Civil Peace Service: Building capacity and networks among peace actors in the context of dealing with the past

Project description

Title: Civil Peace Service: Systematic strengthening and networking of local and national peace potentials in the post-war phase
Commissioned by: German Federal Ministry for Economic Cooperation and Development (BMZ)
Country: Nepal
Overall term: 2008 to 2021



Nepalese society is characterised by a relatively high level of structural violence, with poverty, social exclusion and injustice, as well as state structures that inadequately protect people’s rights. In 1996, the ‘People’s War’ was declared by a small communist party. The Maoist movement gained momentum over the next five years, particularly in rural areas. In 2001, the Nepalese Government mobilised the army to fight against this movement. 
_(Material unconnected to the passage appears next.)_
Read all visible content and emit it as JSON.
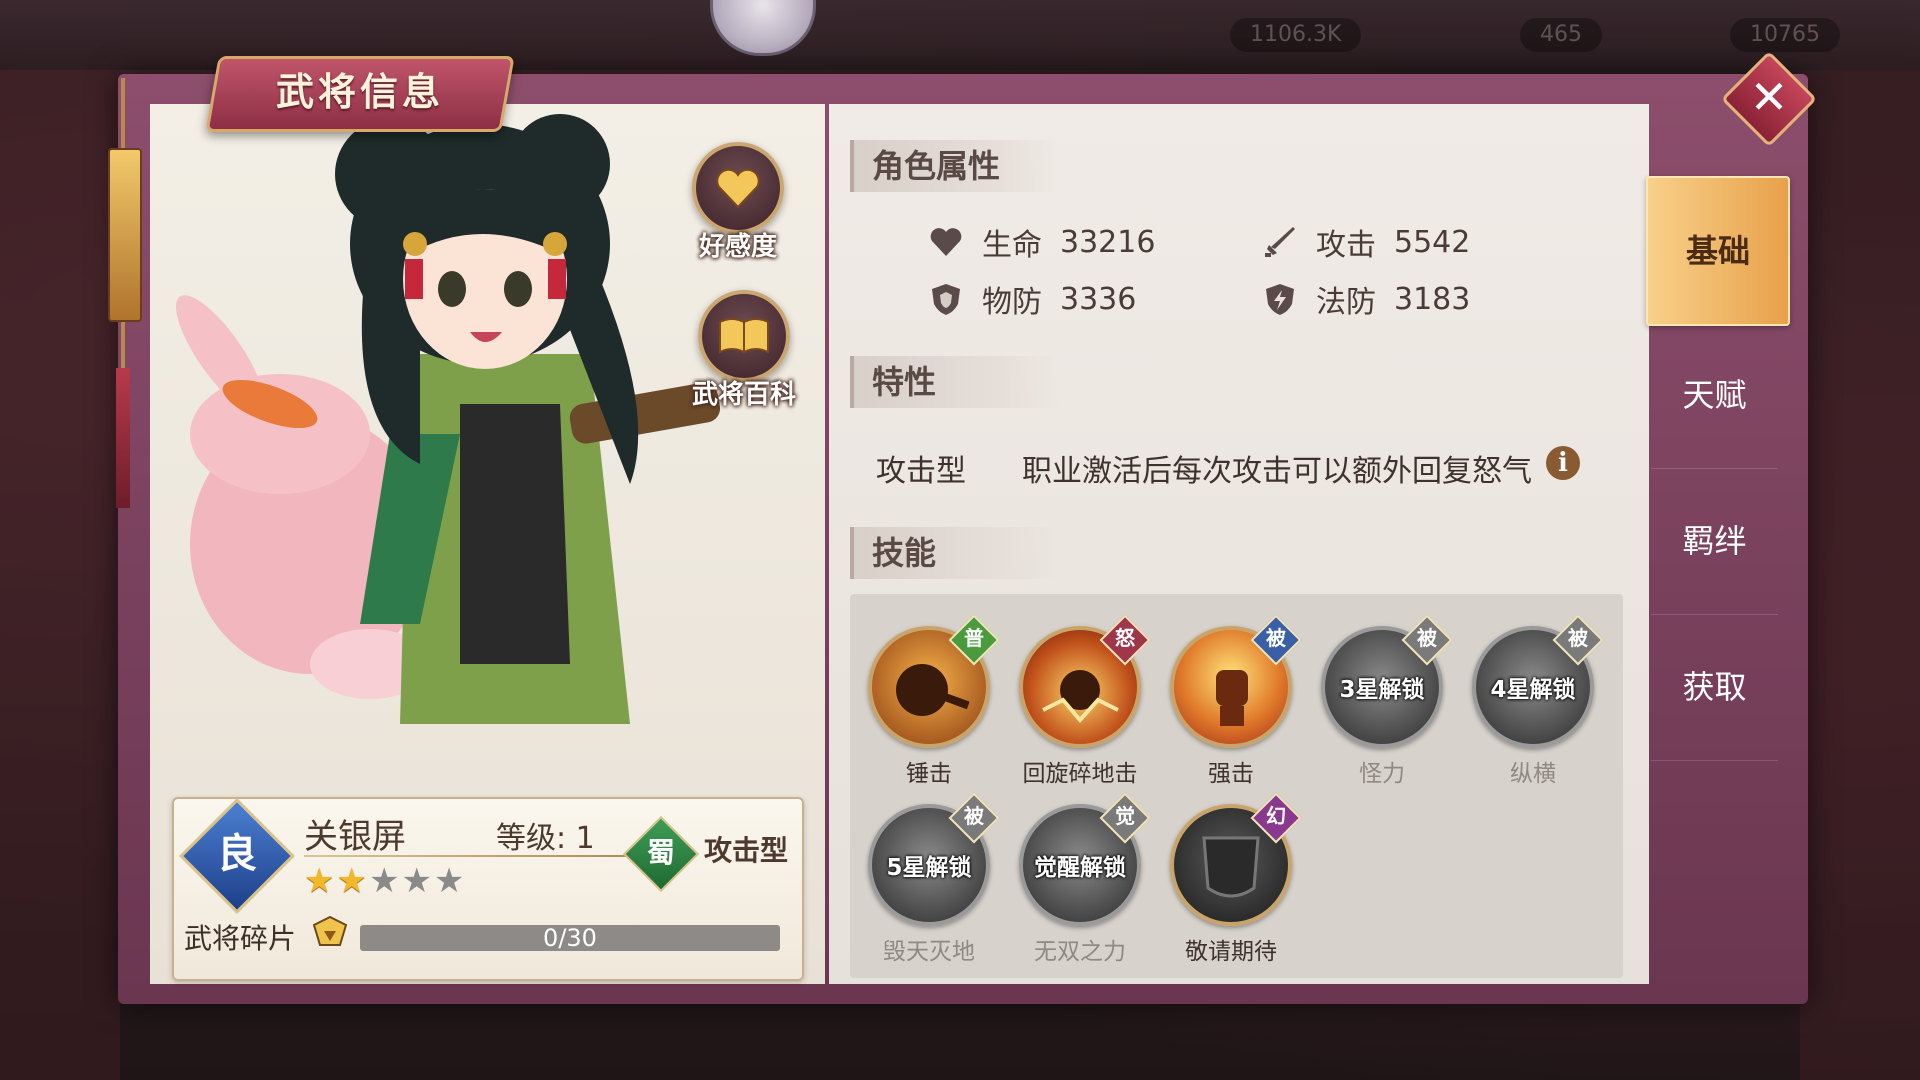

The peace agreement was signed in 2006 between the Maoist and political parties and represented a ‘roadmap’ for the transition to peace. Central to this was the adoption of a new constitution in September 2015, directly after two major earthquakes in the same year. Yet the constitution of some groups remains controversial; these groups consider that their rights and interests have been insufficiently taken into account. 

At the same time, the country began its path to decentralisation and a federal government over the last decade. In 2017, elections were held for the federal structure. The first local election in 20 years enabled elected local representatives to begin operations. The election at national and provincial level took place at the end of 2017. It is not yet clear as to whether the federalisation process will lead to more peace and stability or bring new imbalances.

The risk of violence remains real, as inequalities and discrimination persist in a highly politicised public space. 


There are structures established that offer space for people to deal with conflicts of a fragmented society in a non-violent manner. Groups of victims and survivors have documented their cases and come to terms with the past. 



The Civil Peace Service (CPS) promotes constructive, non-violent conflict management in Nepal. It also supports and connects peace actors across the country. This is achieved by supporting community mediation, dialogue forums, non-violent communication and theatre for conflict transformation. Furthermore, local representatives, non-governmental organisations (NGOs) and government institutions in particular are receiving training in the areas of civil conflict transformation and dealing with the past. 

The CPS works with local actors to foster holistic approaches for coming to terms with the past, justice, reconciliation and healing. This supports victims of the civil war (1996–2006) in receiving accountability and answers from formal mechanisms of transitional justice. The CPS also assists in processes for local remembrance work. For example, it has brought together communities that have been affected by conflict using theatre groups. This creates space to work on issues of the past in a wider public arena.


  • Actors who promote and carry out dialogue work in Nepal are better connected regionally and nationally and share success stories on a regular basis.
  • Local political leaders have an improved understanding of their roles in the new local judicial system. They use and encourage the application of non-violent communication and mediation in their communities.
  • Local community mediators and dialogue facilitators have received training and utilise their skills to contribute towards non-violent solutions to local conflicts.
  • Survivors who have been left disabled in the ten-year conflict have been able to share their personal stories in safe spaces, thus initiating inner healing processes. They have made their cases public and, as a result, contributed to the political visibility of persons with disabilities. Their stories have been published and have been seen and heard by over 2,000 people in eight of Nepal’s districts.
  • More than 600 victims of the conflict and their suffering have been recognised by local governments in public remembrance events. This opens up opportunities for compensation, acknowledgement, healing and reconciliation at local level. 
  • The ‘Nepal International Theatre Festival – Theatre for Social Transformation’ in Kathmandu and in three other Nepalese cities has been able to reach more than 10,000 spectators and senior politicians with its 27 pieces. Theatre creators and audiences have recognised the importance of addressing socio-politically relevant issues through art and preserving their own culture in these pieces.